On Monday morning, the Department received 22 more applications for our TT position. And the afternoon mail brought 2 more. Hopefully that is that last of those that were postmarked by the required date, but were hung up over the weekend in our university mailroom. Great (in a way) to have so many applications, but some are really sloppy, some don't have the Ph.D in anthropology and/or didn't mail all the required components (so they are gone from the pool, gone, gone, gone), and many just do not do the kind of scholarship we are asking for. On the one hand I appreciate it when people don't make an effort on either their letter or their vita to spin their work in our direction (this kind of misrepresentation is always easy to see past), but why waste our time and yours (especially the time of our office staff who must process your application as if it really matters)? Others are doing the kind of work we are looking for (broadly conceived) but haven't got the sophistication to better claim the field (here the committee's work is more interesting, at least), some have been out a long time and are just too all over the place (I mean, really, just clean up your vita--we know you have to make a living--but you're killing yourself with all this extraneous bs on the front and second pages of your vita), and yet others are so incredibly d*e*s*p*e*r*a*t*e to leave their current job (and apparently have this pattern of restlessness) that they are a major turnoff. Also, please make it easy on us, give us a list of courses you've taught, TA'ed, etc. Make it clear. Don't make us search through 65 entries of "Lecturer at Suchagreat University where I taught "Introduction to dumb and dumber," "Folkways of Underwater Weavers," "Post-Colonial Dance for Dimwits." We don't want to wade through narration on your vita. The place for narration is your letter of interest, where you have an open-ended opportunity to let us know that while you haven't taught an entire course in the field we are looking at, in such and such course that you have taught way too many times, you regularly use your fieldwork/dissertation research in the area to discuss this topic. Proofread your letter, or better yet, have two other individuals proofread, just for typos. The sad reality is that we are not reading your letters word for every word, but your errors will always find their way into our field of vision. So far I've read only two really brilliantly crafted letters. They are on topic and use language that demonstrates their knowledge of the field. They let us know that they know the institutional structure and student terrain on our campus (or know our campus, period), manage to convey that they could make a decent life for themselves teaching at a university that is not an R1 without feeling insecure and scummed, sound confident of challenges and opportunities, and so forth. It is also stunning to me how many letters are just pathetically generic. More venting later. I've got to go in and re-read some files. And then hold a meeting that generates a first-cut list.

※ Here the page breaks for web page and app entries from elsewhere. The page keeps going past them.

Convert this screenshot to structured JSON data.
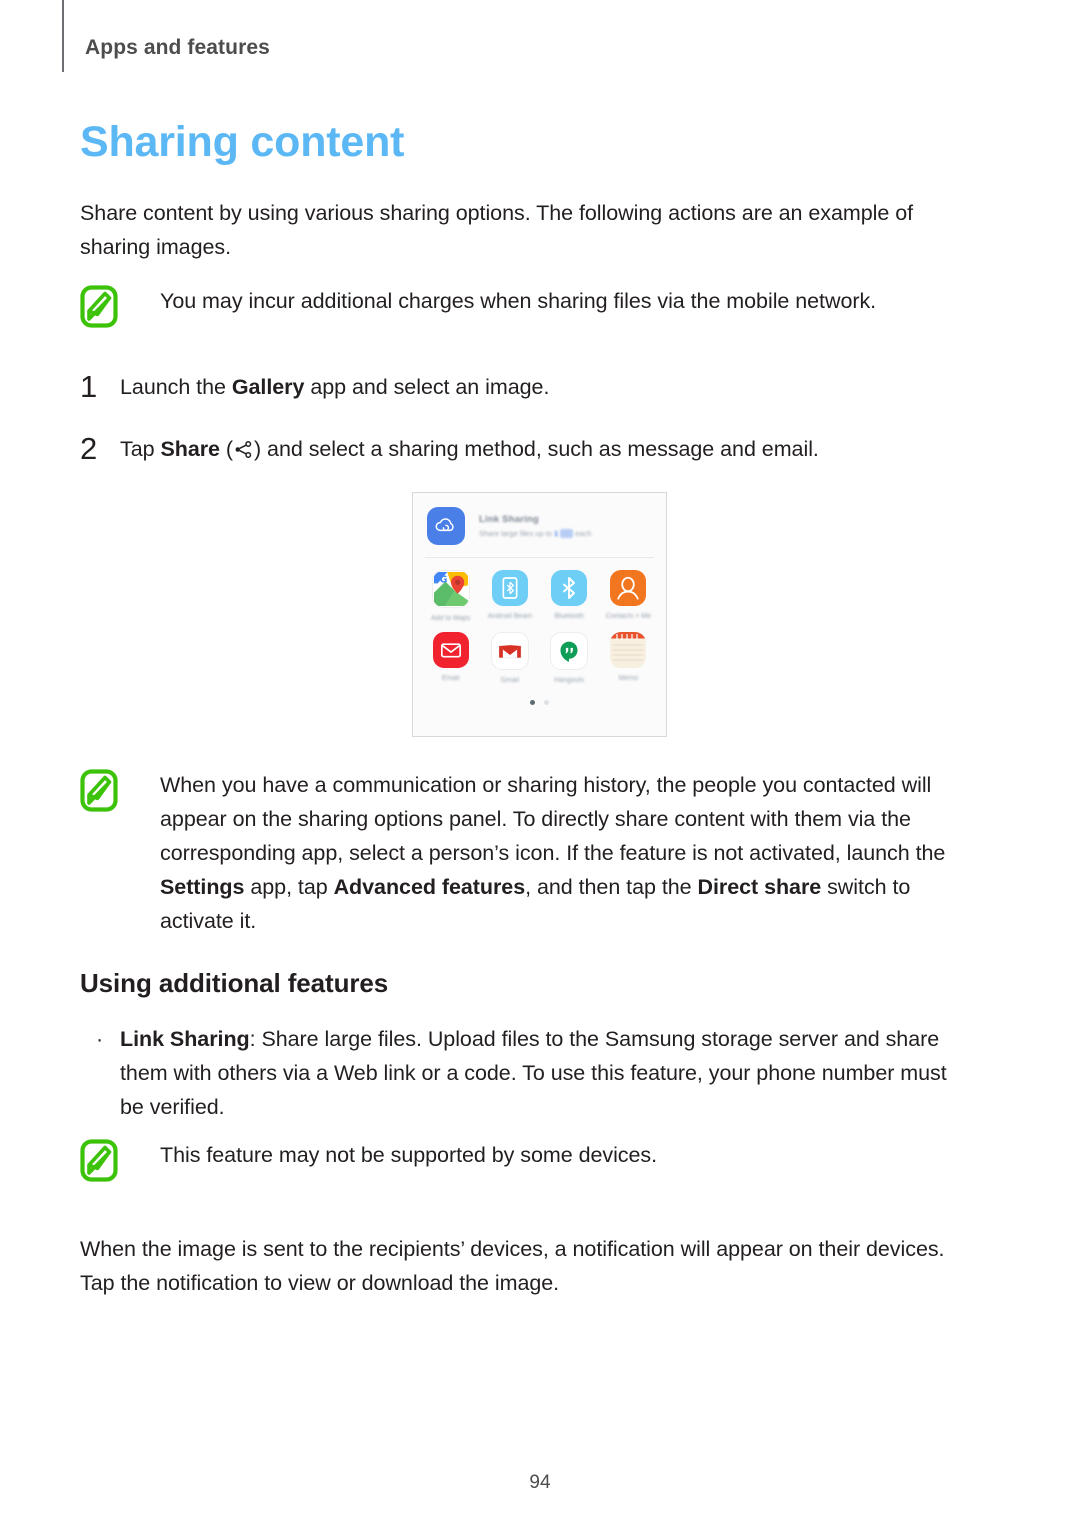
{
  "header": {
    "section": "Apps and features"
  },
  "heading": "Sharing content",
  "intro": "Share content by using various sharing options. The following actions are an example of sharing images.",
  "notes": [
    {
      "icon": "samsung-note-icon",
      "text": "You may incur additional charges when sharing files via the mobile network."
    },
    {
      "icon": "samsung-note-icon",
      "text_parts": [
        {
          "t": "When you have a communication or sharing history, the people you contacted will appear on the sharing options panel. To directly share content with them via the corresponding app, select a person’s icon. If the feature is not activated, launch the ",
          "b": false
        },
        {
          "t": "Settings",
          "b": true
        },
        {
          "t": " app, tap ",
          "b": false
        },
        {
          "t": "Advanced features",
          "b": true
        },
        {
          "t": ", and then tap the ",
          "b": false
        },
        {
          "t": "Direct share",
          "b": true
        },
        {
          "t": " switch to activate it.",
          "b": false
        }
      ]
    },
    {
      "icon": "samsung-note-icon",
      "text": "This feature may not be supported by some devices."
    }
  ],
  "steps": [
    {
      "num": "1",
      "parts": [
        {
          "t": "Launch the ",
          "b": false
        },
        {
          "t": "Gallery",
          "b": true
        },
        {
          "t": " app and select an image.",
          "b": false
        }
      ]
    },
    {
      "num": "2",
      "parts": [
        {
          "t": "Tap ",
          "b": false
        },
        {
          "t": "Share",
          "b": true
        },
        {
          "t": " (",
          "b": false
        },
        {
          "t": "[share-icon]",
          "b": false
        },
        {
          "t": ") and select a sharing method, such as message and email.",
          "b": false
        }
      ]
    }
  ],
  "screenshot": {
    "link_sharing": {
      "icon": "cloud-link-icon",
      "title": "Link Sharing",
      "subtitle_prefix": "Share large files up to ",
      "subtitle_value": "1",
      "subtitle_unit": "GB",
      "subtitle_suffix": " each"
    },
    "apps": [
      {
        "name": "Add to Maps",
        "icon": "google-maps-icon"
      },
      {
        "name": "Android Beam",
        "icon": "android-beam-icon"
      },
      {
        "name": "Bluetooth",
        "icon": "bluetooth-icon"
      },
      {
        "name": "Contacts > Me",
        "icon": "contacts-icon"
      },
      {
        "name": "Email",
        "icon": "email-icon"
      },
      {
        "name": "Gmail",
        "icon": "gmail-icon"
      },
      {
        "name": "Hangouts",
        "icon": "hangouts-icon"
      },
      {
        "name": "Memo",
        "icon": "memo-icon"
      }
    ],
    "page_dots": 2,
    "active_dot": 0
  },
  "subheading": "Using additional features",
  "bullet": {
    "marker": "·",
    "parts": [
      {
        "t": "Link Sharing",
        "b": true
      },
      {
        "t": ": Share large files. Upload files to the Samsung storage server and share them with others via a Web link or a code. To use this feature, your phone number must be verified.",
        "b": false
      }
    ]
  },
  "outro": "When the image is sent to the recipients’ devices, a notification will appear on their devices. Tap the notification to view or download the image.",
  "page_number": "94",
  "colors": {
    "heading_blue": "#5cb8f5",
    "note_green": "#3dc20a",
    "text": "#231f20"
  }
}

On an entirely different note: the day before last week's presidential debate, I mailed in my absentee ballot. Since I'm all about blogging my presidential ballots this year, I give you the following photo.
click to enlarge, of course!